Letters from a Stoic
These are excerpts from various letters by Seneca.
Quoting Pomponius, "Some men have shrunk so far into dark corners that objects in bright daylight seem quite blurred to them."
"...scorn the pleasure that comes from the majority's approval. The many speak highly of you, but have you really any grounds for satisfaction with yourself if you are the kind of person the many understand? Your merits should not be outward facing."
"Fear keeps pace with hope. Nor does their so moving together surprise me; both belong to a mind in suspense, to a mind in a state of anxiety through looking into the future... Thus it is that foresight, the greatest blessing humanity has been given, is transformed into a curse. Wild animals run from the dangers they actually see, and once they have escaped them worry no more. We however are tormented alike by what is past and what is to come. A number of our blessings do us harm, for memory brings back the agony of fear while foresight brings it on prematurely. No one confines his unhappiness to the present."
"Every day should be regulated as if it were the one that brings up the rear, the one that rounds out and completes our lives. ...If God adds the morrow we should accept it joyfully. The man who looks for the morrow without worrying over it knows a peaceful independence, and a happiness beyond all others. Whoever has said 'I have lived' receives a windfall every day he gets up in the morning."
"Give up pointless, empty journeys, and whenever you want to know whether the desire aroused in you by something you are pursuing is natural or quite unseeing, ask yourself whether it is capable of coming to rest at any point; if after going a long way there is always something remaining farther away, be sure it is not something natural."
"A woman is not beautiful when her ankle or arm wins compliments, but when her total appearance diverts admiration from the individual parts of her body."
"It is one thing, however, to remember, another to know. To remember is to safeguard something entrusted to your memory, whereas to know, by contrast, is actually to make each item your own, and not to be dependent on some original and be constantly looking to see what the master said."
Excerpt from Letter LIV: Seneca is discussing his recent illness (asthma): "'So death is having all these tries at me, is he? Let him then! I had a try at him a long while ago myself.' 'When was this?' you'll say. Before I was born. Death is just not being. What that is like I know already. It will be the same after me as it was before me. If there is any torment in the later state, there must also have been torment in the period before we saw the light of day; yet we never felt conscious of any distress then. I ask you, wouldn't you say that anyone who took the view that a lamp was worse off when it was put out than it was before it was lit was an utter idiot? We, too, are lit and put out. We suffer somewhat in the intervening period, but at either end of it there is a deep tranquillity. For unless I'm mistaken, we are wrong, my dear Lucilius, in holding that death follows after, when in fact it precedes as well as succeeds. Death is all that was before us. What does it matter, after all, whether you cease to be or never begin, when the result of either is that you do not exist? ... I shall not be afraid when the last hour comes--I'm already prepared, not planning as much as a day ahead. The man, though, whom you should admire and imitate is the one who finds it a joy to live and in spite of that is not reluctant to die. For where's the virtue in going out when you're really being thrown out? And yet there is this virtue about my case: I'm in the process of being thrown out, certainly, but the manner of it is as if I were going out. And the reason why it never happens to a wise man is that being thrown out signifies expulsion from a place one is reluctant to depart from, and there is nothing the wise man does reluctantly. He escapes necessity because he wills what necessity is going to force on him."

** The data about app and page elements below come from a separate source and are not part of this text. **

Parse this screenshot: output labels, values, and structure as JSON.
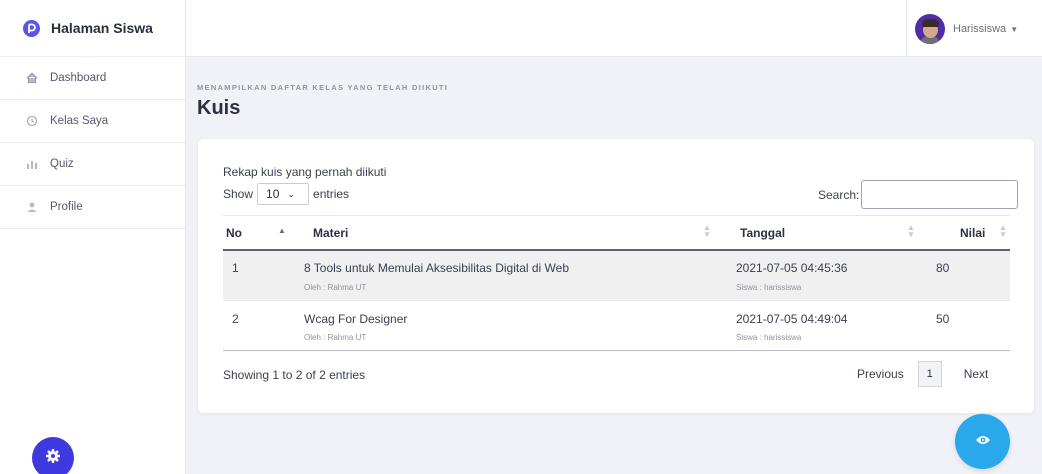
{
  "brand": {
    "name": "Halaman Siswa",
    "color": "#5a55e6"
  },
  "sidebar": {
    "items": [
      {
        "label": "Dashboard",
        "icon": "home-icon"
      },
      {
        "label": "Kelas Saya",
        "icon": "history-icon"
      },
      {
        "label": "Quiz",
        "icon": "bar-chart-icon"
      },
      {
        "label": "Profile",
        "icon": "user-icon"
      }
    ]
  },
  "topbar": {
    "username": "Harissiswa"
  },
  "header": {
    "kicker": "MENAMPILKAN DAFTAR KELAS YANG TELAH DIIKUTI",
    "title": "Kuis"
  },
  "card": {
    "title": "Rekap kuis yang pernah diikuti",
    "show_label": "Show",
    "entries_value": "10",
    "entries_label": "entries",
    "search_label": "Search:",
    "search_value": ""
  },
  "table": {
    "columns": [
      "No",
      "Materi",
      "Tanggal",
      "Nilai"
    ],
    "rows": [
      {
        "no": "1",
        "materi": "8 Tools untuk Memulai Aksesibilitas Digital di Web",
        "oleh": "Oleh : Rahma UT",
        "tanggal": "2021-07-05 04:45:36",
        "siswa": "Siswa : harissiswa",
        "nilai": "80"
      },
      {
        "no": "2",
        "materi": "Wcag For Designer",
        "oleh": "Oleh : Rahma UT",
        "tanggal": "2021-07-05 04:49:04",
        "siswa": "Siswa : harissiswa",
        "nilai": "50"
      }
    ]
  },
  "pagination": {
    "info": "Showing 1 to 2 of 2 entries",
    "previous": "Previous",
    "current_page": "1",
    "next": "Next"
  },
  "colors": {
    "settings": "#3f3ae0",
    "fab": "#29a8ec"
  }
}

"We should cherish old age and enjoy it. It is full of pleasure if you know how to use it. Fruit tastes most delicious just when its season is ending. The charms of youth are at their greatest at the time of its passing. It is the final glass which pleases the inveterate drinker, the one that sets the crowning touch on his intoxication and sends him off into oblivion. Every pleasure defers till its last its greatest delights."
"Life itself is slavery if the courage to die be absent."
"As it is with a play, so it is with life--what matters is not how long the acting lasts, but how good it is. It is not important at what point you stop. Stop wherever you will--only make sure that you round it off with a good ending."